• [Records for this task]

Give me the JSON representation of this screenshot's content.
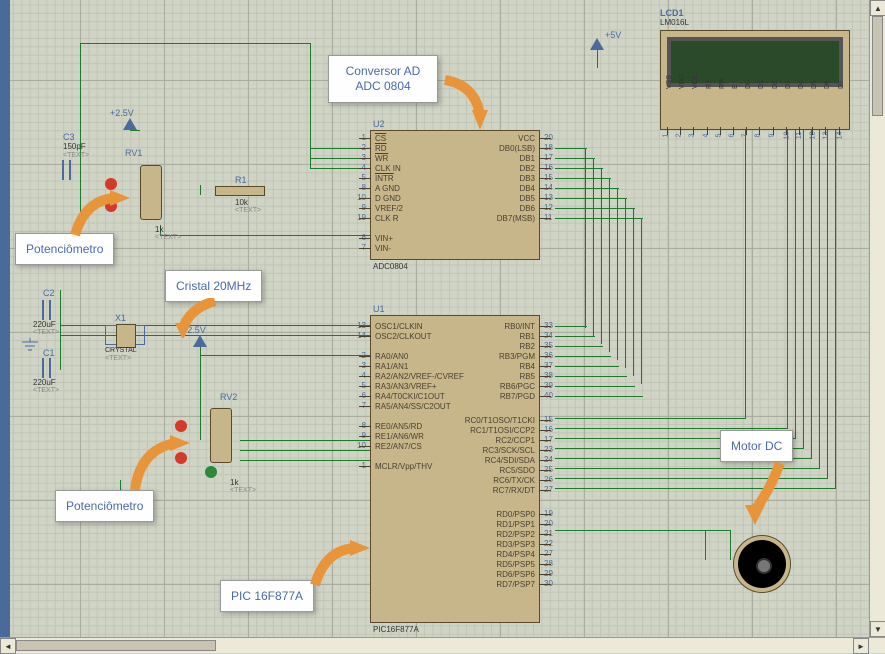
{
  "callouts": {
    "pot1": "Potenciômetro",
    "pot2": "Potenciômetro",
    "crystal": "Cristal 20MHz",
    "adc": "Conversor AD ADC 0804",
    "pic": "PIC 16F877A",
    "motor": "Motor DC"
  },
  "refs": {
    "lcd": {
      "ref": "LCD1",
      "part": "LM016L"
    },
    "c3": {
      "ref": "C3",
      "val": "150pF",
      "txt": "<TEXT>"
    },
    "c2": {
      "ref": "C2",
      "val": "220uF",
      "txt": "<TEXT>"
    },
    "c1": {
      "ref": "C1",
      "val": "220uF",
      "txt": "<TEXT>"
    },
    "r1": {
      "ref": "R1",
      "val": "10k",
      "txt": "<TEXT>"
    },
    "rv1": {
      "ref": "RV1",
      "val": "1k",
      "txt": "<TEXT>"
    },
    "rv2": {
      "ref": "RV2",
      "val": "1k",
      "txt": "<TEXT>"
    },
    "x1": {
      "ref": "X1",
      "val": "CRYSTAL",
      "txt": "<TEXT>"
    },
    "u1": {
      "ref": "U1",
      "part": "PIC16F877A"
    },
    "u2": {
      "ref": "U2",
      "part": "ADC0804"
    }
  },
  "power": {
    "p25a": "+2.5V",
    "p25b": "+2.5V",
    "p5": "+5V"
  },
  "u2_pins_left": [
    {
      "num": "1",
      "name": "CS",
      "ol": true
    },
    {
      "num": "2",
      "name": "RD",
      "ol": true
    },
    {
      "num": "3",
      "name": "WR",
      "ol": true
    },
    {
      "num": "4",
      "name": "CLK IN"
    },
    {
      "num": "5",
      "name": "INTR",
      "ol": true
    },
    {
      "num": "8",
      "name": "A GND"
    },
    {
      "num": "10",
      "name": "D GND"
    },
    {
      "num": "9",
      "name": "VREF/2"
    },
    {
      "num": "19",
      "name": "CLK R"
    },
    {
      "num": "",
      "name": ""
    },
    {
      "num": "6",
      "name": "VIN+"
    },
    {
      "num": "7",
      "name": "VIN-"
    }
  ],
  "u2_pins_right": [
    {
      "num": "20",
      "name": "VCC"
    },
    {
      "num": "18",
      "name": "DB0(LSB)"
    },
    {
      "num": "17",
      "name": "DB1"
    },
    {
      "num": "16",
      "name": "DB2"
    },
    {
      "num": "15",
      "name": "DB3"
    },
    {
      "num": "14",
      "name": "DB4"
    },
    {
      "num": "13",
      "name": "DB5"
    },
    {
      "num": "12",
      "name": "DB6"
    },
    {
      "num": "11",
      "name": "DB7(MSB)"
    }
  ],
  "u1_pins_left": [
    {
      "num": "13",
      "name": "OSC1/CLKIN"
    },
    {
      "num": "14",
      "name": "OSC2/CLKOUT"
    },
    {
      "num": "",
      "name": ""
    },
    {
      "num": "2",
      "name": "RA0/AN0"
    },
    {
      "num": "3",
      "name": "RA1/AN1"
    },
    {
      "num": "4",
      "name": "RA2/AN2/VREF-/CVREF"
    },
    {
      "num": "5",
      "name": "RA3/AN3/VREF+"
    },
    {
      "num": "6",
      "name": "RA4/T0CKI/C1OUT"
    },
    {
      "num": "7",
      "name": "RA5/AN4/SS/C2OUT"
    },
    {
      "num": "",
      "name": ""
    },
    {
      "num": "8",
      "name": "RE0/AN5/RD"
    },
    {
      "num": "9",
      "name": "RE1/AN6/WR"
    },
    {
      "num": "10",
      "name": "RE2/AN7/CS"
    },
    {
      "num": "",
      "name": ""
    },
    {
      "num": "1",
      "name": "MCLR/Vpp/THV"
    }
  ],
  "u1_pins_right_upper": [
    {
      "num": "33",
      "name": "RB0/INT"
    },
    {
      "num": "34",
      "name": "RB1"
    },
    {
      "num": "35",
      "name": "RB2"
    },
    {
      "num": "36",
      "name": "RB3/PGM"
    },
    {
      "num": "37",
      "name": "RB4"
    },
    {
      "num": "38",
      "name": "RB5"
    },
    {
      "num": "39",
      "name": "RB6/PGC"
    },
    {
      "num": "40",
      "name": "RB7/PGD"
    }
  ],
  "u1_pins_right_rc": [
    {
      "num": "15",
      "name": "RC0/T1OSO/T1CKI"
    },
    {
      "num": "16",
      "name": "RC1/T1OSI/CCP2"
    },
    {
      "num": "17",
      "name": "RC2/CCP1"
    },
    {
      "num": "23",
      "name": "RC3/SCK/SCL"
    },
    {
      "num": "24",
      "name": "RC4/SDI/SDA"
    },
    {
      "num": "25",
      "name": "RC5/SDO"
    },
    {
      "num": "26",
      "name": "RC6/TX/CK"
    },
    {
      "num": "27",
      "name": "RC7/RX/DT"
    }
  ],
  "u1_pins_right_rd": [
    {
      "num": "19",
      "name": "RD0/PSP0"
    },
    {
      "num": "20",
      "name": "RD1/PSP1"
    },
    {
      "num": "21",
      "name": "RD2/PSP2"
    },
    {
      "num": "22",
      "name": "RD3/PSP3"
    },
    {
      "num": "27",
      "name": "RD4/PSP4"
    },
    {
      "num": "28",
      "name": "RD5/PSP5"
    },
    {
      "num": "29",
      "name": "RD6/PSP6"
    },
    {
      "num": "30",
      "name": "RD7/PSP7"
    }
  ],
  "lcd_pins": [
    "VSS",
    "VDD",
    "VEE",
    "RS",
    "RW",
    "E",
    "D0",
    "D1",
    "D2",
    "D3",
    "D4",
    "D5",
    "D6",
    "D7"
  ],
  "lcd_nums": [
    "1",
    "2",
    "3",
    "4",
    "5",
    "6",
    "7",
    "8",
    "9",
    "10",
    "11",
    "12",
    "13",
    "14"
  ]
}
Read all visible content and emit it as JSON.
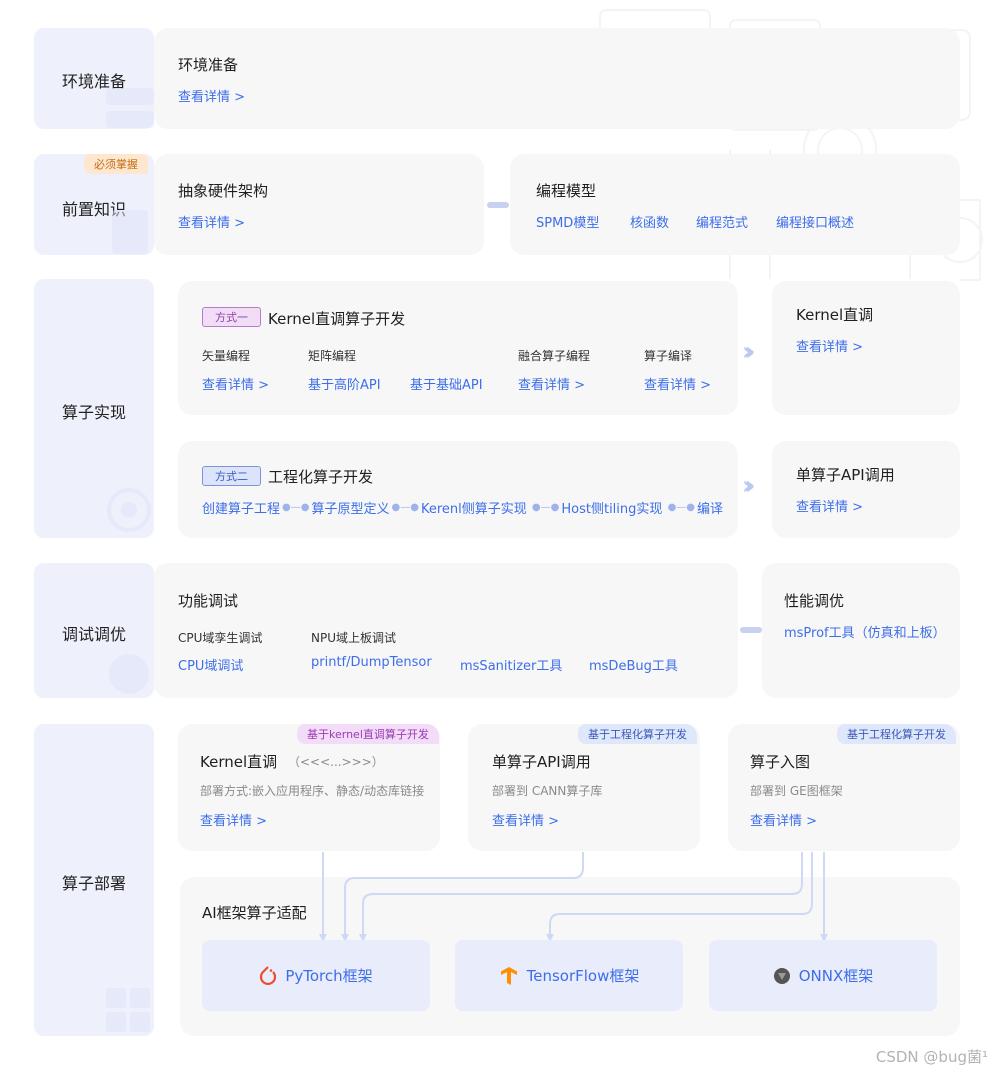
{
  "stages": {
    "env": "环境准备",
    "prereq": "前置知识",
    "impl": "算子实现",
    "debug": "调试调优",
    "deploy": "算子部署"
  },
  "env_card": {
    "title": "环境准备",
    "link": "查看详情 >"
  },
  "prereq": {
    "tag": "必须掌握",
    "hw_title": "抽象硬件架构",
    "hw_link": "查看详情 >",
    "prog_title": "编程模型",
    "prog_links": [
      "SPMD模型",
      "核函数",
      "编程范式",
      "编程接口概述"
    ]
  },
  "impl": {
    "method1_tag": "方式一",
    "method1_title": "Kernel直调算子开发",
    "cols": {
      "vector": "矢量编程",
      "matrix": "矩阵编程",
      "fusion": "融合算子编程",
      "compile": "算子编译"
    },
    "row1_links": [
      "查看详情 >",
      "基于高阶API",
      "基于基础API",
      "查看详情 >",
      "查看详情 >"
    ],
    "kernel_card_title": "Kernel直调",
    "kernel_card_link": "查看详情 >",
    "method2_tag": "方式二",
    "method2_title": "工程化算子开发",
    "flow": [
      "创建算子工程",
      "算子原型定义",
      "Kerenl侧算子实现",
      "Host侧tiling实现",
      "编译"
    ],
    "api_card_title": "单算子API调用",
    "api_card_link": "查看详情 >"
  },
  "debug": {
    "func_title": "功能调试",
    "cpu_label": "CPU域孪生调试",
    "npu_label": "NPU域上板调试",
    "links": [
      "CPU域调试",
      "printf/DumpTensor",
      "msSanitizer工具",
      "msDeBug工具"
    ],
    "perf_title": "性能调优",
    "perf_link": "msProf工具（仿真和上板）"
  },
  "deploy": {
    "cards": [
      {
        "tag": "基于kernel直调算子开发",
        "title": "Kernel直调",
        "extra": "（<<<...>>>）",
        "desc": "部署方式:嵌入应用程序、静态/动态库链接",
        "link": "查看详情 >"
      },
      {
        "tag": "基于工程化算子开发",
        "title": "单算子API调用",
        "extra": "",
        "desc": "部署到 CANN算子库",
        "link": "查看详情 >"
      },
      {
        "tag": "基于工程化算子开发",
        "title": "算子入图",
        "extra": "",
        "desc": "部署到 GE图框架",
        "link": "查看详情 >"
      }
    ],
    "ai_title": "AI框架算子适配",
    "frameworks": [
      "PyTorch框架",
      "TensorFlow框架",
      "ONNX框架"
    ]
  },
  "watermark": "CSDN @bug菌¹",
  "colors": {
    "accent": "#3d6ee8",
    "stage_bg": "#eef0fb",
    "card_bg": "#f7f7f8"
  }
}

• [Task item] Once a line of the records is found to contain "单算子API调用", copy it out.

• [Answer area]
    "api_card_title": "单算子API调用",
        "title": "单算子API调用",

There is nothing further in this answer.